**What to do**: Omit every picture while repeating the entries exactly.

**Records shown**:
'''

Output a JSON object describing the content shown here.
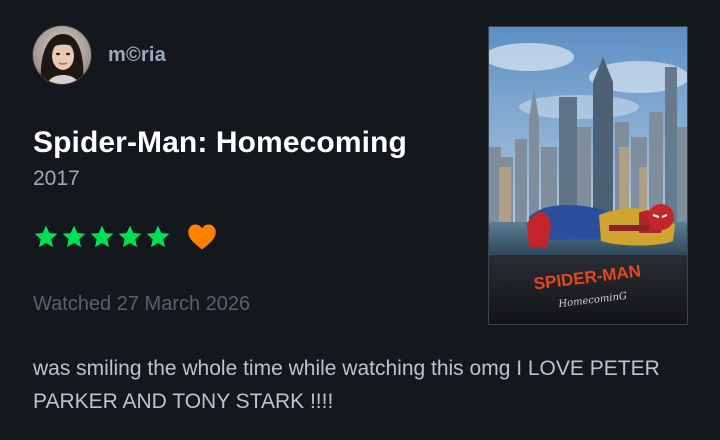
{
  "user": {
    "name": "m©ria",
    "avatar_icon": "user-avatar-photo"
  },
  "film": {
    "title": "Spider-Man: Homecoming",
    "year": "2017",
    "poster": {
      "title_text": "SPIDER-MAN",
      "subtitle_text": "HomecominG"
    }
  },
  "rating": {
    "stars": 5,
    "max_stars": 5,
    "liked": true,
    "star_color": "#00e054",
    "heart_color": "#ff8000",
    "star_icon": "star-icon",
    "heart_icon": "heart-icon"
  },
  "watched_text": "Watched 27 March 2026",
  "review_text": "was smiling the whole time while watching this omg I LOVE PETER PARKER AND TONY STARK !!!!",
  "colors": {
    "background": "#14181c",
    "muted_text": "#99aabb",
    "review_text": "#b8c4d0"
  }
}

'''

**Exercise response**:
Output a JSON object describing the content shown here.
{
  "user": {
    "name": "m©ria",
    "avatar_icon": "user-avatar-photo"
  },
  "film": {
    "title": "Spider-Man: Homecoming",
    "year": "2017",
    "poster": {
      "title_text": "SPIDER-MAN",
      "subtitle_text": "HomecominG"
    }
  },
  "rating": {
    "stars": 5,
    "max_stars": 5,
    "liked": true,
    "star_color": "#00e054",
    "heart_color": "#ff8000",
    "star_icon": "star-icon",
    "heart_icon": "heart-icon"
  },
  "watched_text": "Watched 27 March 2026",
  "review_text": "was smiling the whole time while watching this omg I LOVE PETER PARKER AND TONY STARK !!!!",
  "colors": {
    "background": "#14181c",
    "muted_text": "#99aabb",
    "review_text": "#b8c4d0"
  }
}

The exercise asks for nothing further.